Present each line of the entries below that holds the word "JSON".
---- PROVIDED ENTRIES
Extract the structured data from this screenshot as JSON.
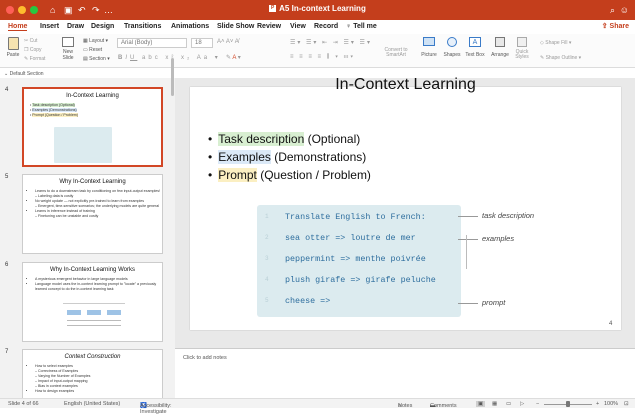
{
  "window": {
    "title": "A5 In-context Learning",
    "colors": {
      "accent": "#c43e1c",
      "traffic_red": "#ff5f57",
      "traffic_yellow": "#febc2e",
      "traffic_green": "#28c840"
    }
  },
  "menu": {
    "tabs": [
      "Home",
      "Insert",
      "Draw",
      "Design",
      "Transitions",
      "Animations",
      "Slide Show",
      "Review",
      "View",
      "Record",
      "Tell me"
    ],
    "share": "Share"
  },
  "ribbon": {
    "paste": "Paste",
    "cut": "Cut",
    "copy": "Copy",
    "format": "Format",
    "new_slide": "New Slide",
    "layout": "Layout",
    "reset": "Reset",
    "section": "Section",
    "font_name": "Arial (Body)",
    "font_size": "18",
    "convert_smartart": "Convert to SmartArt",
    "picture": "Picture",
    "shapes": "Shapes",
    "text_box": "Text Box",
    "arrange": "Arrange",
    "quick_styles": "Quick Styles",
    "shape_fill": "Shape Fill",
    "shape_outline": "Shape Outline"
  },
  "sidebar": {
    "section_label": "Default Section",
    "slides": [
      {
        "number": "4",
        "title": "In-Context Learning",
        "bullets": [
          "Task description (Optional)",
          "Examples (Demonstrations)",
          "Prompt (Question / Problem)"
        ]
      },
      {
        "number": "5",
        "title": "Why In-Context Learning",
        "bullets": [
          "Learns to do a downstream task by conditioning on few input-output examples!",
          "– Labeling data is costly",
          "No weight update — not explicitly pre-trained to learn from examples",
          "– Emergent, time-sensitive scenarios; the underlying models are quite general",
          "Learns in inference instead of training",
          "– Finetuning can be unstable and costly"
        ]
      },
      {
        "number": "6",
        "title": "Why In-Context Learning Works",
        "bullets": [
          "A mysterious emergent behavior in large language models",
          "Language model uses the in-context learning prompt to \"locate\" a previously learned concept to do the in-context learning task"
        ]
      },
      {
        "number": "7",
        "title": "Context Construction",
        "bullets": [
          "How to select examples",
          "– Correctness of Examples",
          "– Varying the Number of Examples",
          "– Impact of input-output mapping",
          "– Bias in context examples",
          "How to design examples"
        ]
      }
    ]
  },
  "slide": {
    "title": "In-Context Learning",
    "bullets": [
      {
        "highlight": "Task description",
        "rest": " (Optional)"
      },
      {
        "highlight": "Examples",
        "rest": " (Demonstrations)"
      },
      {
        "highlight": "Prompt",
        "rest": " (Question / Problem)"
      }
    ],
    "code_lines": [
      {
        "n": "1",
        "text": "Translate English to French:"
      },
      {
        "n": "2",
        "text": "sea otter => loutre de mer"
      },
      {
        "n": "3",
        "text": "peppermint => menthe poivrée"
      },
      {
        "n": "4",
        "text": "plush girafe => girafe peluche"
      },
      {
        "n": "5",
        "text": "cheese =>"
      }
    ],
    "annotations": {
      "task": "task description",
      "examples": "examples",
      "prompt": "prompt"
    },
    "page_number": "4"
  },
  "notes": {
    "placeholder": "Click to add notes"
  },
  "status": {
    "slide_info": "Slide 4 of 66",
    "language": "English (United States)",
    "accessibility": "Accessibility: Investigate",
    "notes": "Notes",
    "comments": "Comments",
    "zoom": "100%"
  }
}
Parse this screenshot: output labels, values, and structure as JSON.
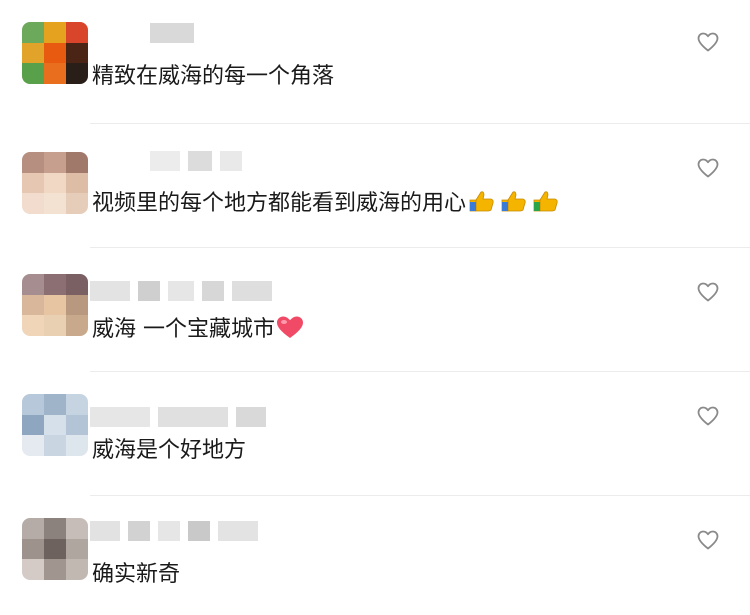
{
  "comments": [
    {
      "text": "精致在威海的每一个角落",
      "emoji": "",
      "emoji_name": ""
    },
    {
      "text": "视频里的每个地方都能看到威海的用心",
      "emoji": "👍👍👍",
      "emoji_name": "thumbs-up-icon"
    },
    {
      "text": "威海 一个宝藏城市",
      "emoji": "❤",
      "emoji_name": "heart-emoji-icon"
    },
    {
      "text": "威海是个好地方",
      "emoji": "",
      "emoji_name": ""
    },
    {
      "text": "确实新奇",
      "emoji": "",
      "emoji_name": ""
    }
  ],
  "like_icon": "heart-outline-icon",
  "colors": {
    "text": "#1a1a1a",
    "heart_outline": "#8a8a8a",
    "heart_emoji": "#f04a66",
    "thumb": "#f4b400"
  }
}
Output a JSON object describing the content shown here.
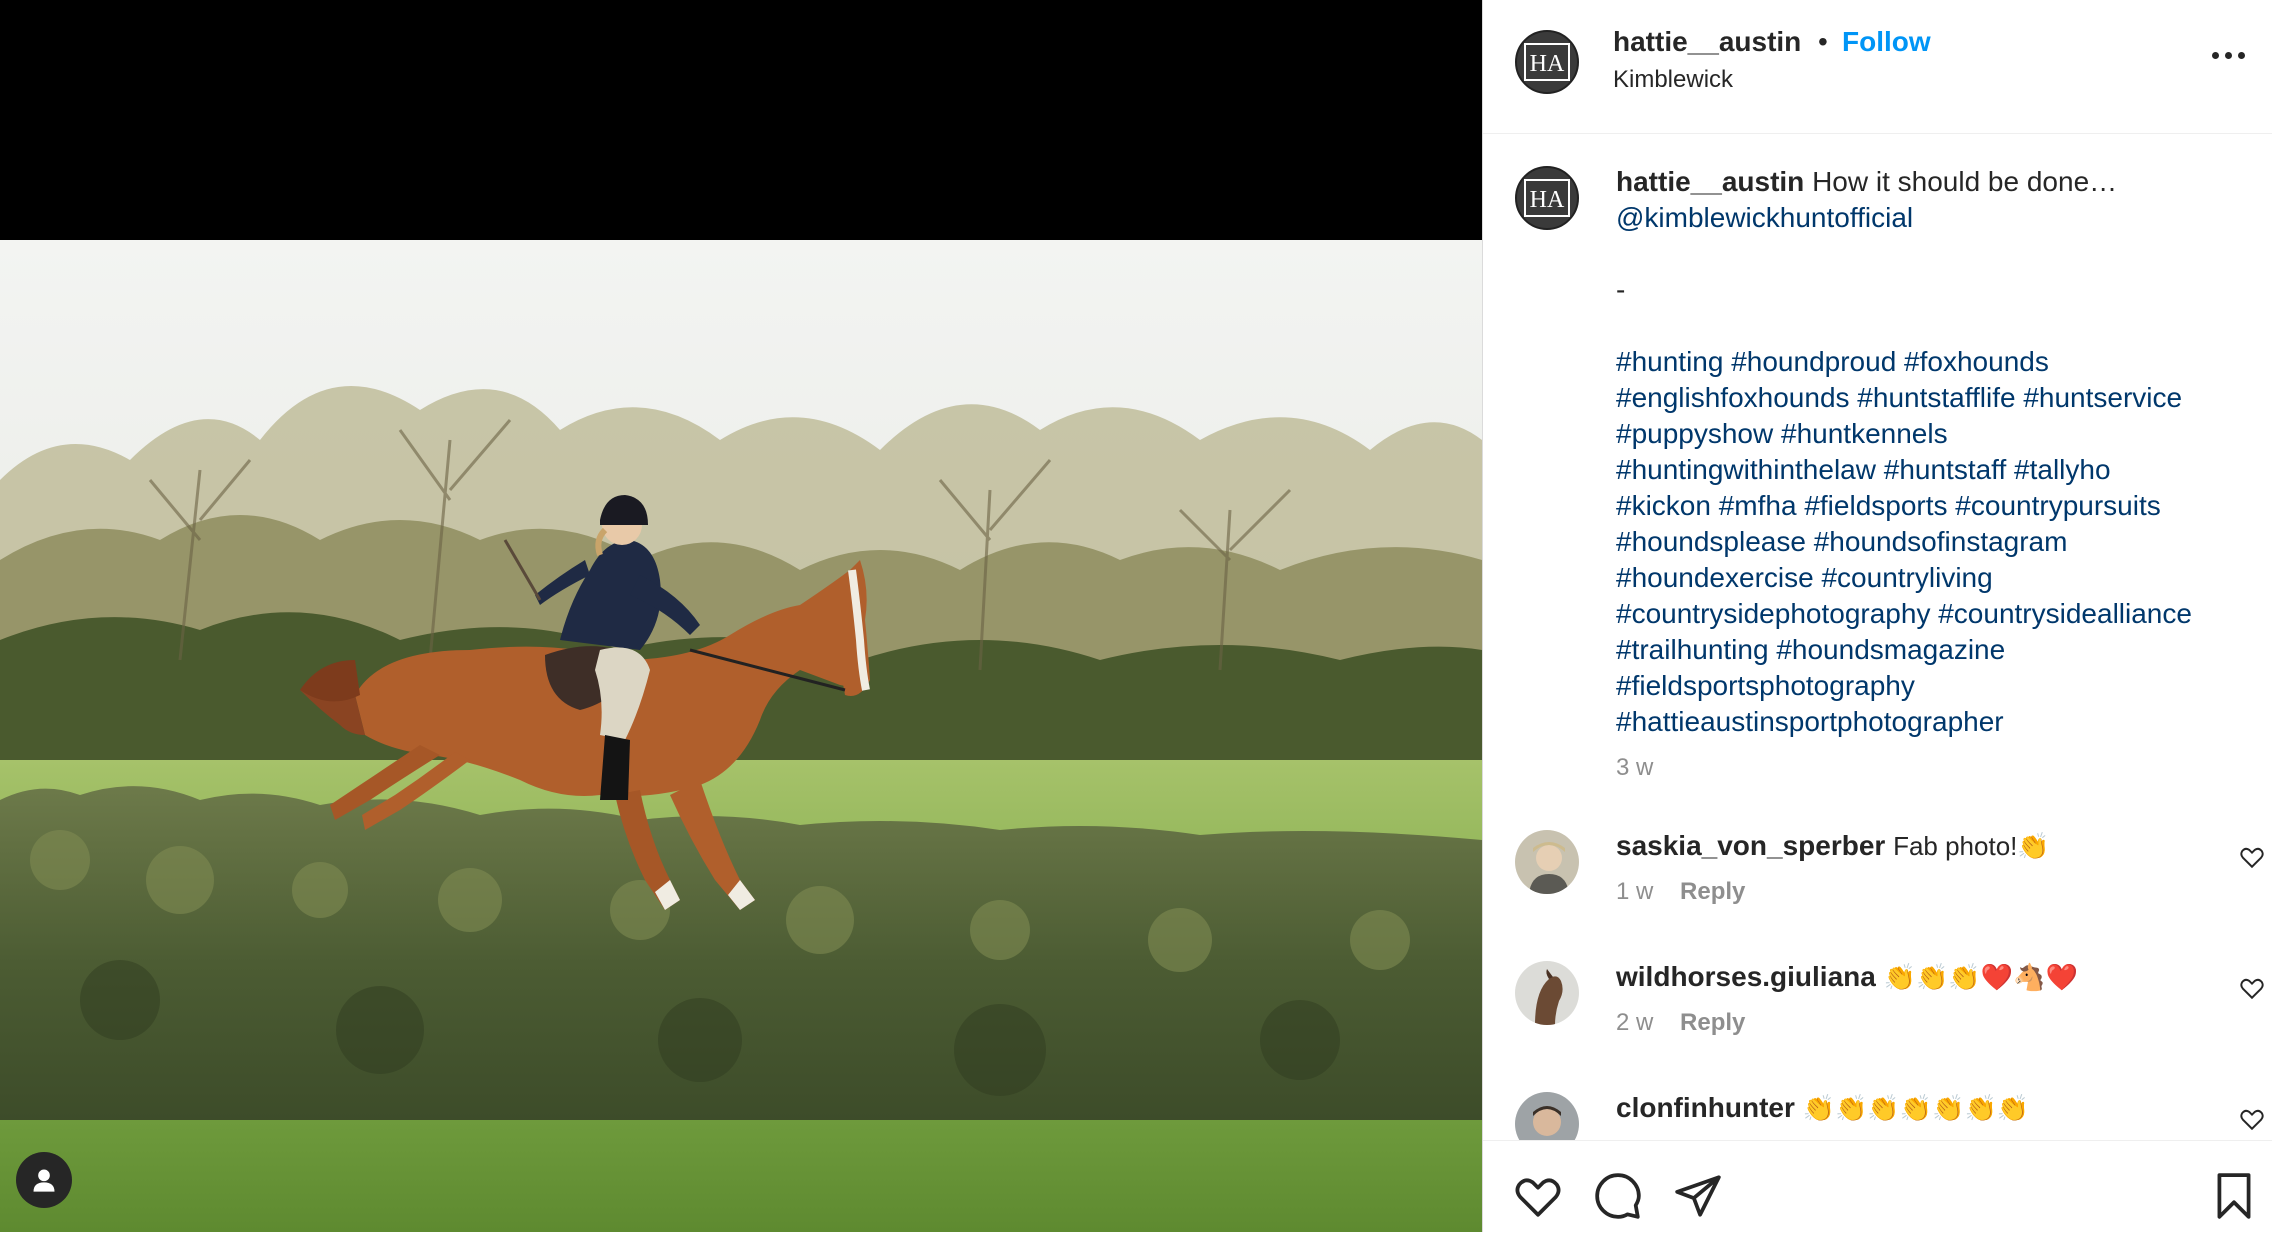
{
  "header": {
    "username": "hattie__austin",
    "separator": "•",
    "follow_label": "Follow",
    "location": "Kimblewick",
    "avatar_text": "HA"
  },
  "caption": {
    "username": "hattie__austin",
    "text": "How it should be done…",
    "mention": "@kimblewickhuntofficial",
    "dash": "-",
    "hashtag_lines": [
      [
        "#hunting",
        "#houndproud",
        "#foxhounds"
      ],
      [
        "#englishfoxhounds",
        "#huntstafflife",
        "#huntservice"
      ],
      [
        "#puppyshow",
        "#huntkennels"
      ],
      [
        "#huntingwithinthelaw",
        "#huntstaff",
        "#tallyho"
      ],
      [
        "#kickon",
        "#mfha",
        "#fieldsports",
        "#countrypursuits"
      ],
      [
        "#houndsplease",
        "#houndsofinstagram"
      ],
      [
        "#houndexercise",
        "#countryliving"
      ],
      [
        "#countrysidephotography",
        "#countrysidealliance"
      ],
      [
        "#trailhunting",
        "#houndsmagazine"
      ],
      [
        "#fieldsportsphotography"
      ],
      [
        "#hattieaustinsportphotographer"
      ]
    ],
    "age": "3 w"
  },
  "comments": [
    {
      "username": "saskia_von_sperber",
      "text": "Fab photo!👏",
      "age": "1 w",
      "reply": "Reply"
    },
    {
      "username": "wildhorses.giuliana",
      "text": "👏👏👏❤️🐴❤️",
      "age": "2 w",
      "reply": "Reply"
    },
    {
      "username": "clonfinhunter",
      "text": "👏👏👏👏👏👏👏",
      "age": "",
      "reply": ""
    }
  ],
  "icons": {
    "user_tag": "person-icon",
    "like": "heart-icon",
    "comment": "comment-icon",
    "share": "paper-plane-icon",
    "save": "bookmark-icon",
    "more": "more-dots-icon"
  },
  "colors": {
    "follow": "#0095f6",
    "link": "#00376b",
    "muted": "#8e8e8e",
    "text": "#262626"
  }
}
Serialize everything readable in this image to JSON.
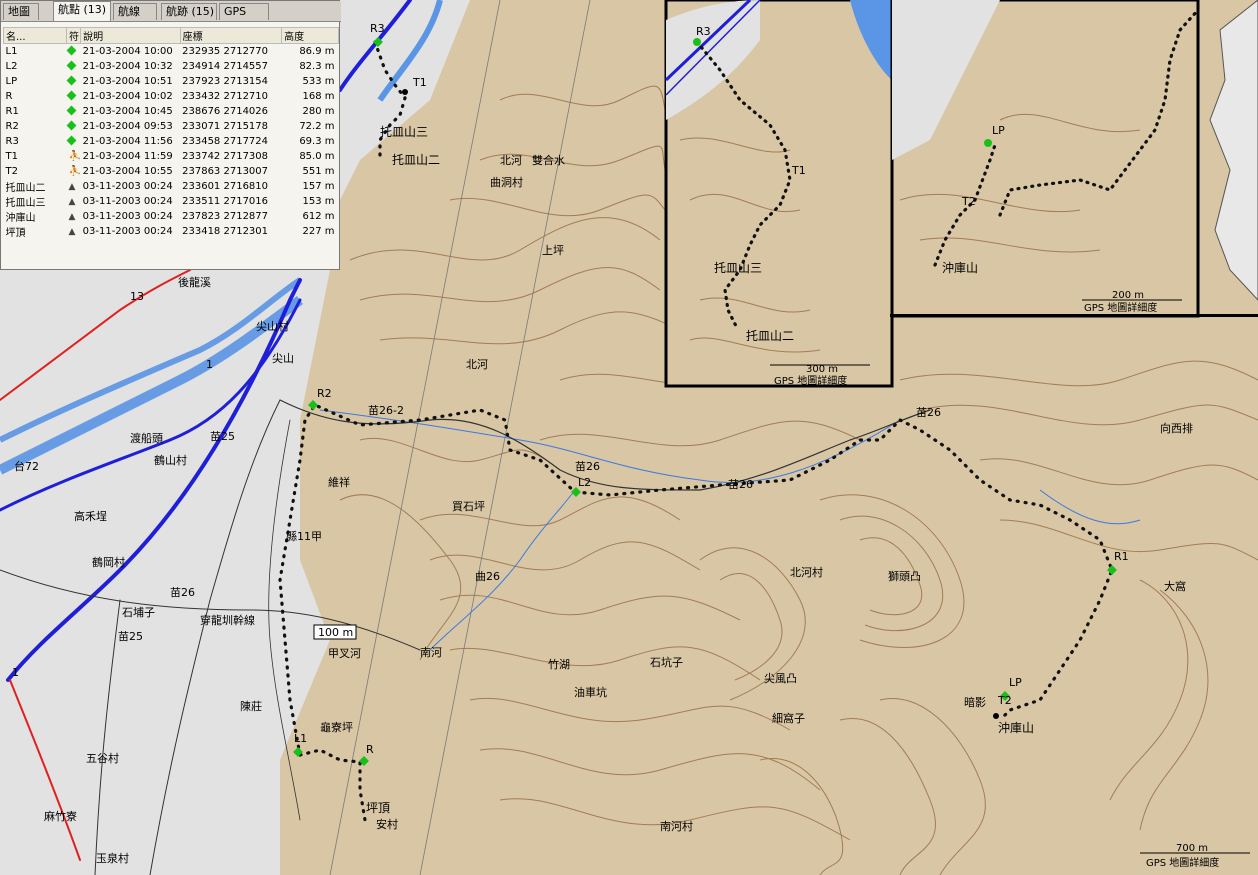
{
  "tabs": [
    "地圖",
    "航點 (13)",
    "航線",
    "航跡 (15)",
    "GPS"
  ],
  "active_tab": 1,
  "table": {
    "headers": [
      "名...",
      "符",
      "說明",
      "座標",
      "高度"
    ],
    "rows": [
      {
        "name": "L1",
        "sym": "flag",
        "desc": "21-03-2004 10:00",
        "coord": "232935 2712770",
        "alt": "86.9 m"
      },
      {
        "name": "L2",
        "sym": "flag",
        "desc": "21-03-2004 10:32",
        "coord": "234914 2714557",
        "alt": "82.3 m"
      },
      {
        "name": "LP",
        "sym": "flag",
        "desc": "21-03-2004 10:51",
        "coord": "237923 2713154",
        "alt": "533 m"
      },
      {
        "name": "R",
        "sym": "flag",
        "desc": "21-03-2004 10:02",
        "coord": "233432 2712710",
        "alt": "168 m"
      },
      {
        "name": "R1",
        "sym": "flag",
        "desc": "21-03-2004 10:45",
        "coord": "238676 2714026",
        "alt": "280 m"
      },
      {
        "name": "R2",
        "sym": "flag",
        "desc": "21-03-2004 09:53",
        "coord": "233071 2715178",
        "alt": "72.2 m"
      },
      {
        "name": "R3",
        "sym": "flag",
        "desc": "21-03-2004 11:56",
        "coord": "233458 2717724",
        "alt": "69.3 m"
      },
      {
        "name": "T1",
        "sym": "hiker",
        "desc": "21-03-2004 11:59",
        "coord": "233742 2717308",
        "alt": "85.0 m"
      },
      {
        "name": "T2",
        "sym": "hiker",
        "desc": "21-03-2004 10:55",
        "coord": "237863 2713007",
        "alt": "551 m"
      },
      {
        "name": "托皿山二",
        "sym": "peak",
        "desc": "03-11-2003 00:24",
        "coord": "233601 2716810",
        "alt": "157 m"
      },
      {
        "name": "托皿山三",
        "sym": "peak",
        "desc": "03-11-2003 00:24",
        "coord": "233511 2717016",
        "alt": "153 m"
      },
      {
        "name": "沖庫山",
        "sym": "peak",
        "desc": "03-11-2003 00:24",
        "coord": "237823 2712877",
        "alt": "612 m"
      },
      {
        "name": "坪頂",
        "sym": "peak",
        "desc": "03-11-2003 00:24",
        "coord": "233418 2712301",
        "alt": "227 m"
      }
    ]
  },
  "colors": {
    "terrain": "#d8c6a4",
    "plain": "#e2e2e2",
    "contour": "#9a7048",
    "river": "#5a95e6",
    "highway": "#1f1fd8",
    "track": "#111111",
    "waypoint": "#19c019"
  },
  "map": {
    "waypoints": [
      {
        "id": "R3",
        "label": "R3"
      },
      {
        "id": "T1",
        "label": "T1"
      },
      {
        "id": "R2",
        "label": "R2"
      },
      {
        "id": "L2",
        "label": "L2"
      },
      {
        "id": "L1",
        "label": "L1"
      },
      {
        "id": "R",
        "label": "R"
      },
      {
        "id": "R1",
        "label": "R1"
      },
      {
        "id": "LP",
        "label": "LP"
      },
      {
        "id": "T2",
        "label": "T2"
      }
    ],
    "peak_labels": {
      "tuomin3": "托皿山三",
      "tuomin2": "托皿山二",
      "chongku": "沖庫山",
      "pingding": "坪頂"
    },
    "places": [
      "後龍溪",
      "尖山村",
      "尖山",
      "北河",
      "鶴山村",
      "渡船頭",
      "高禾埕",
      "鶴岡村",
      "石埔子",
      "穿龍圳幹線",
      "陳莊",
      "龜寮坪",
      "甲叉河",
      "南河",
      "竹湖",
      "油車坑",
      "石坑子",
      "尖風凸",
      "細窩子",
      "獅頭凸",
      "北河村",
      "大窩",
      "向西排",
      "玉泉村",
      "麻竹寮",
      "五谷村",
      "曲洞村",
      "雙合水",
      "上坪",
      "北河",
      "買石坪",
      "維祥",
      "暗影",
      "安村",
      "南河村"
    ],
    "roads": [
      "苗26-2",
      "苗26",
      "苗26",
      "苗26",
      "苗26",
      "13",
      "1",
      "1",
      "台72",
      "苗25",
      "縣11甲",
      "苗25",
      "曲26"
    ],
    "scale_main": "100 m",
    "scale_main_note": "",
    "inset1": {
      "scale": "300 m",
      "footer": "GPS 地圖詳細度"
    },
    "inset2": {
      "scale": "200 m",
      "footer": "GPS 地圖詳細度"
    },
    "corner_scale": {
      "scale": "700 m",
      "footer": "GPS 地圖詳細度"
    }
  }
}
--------
§ REPLY:
Extract the structured data from this screenshot as JSON.
Parse this screenshot: output labels, values, and structure as JSON.
Output a JSON object describing the content shown here.
Serialize everything readable in this image to JSON.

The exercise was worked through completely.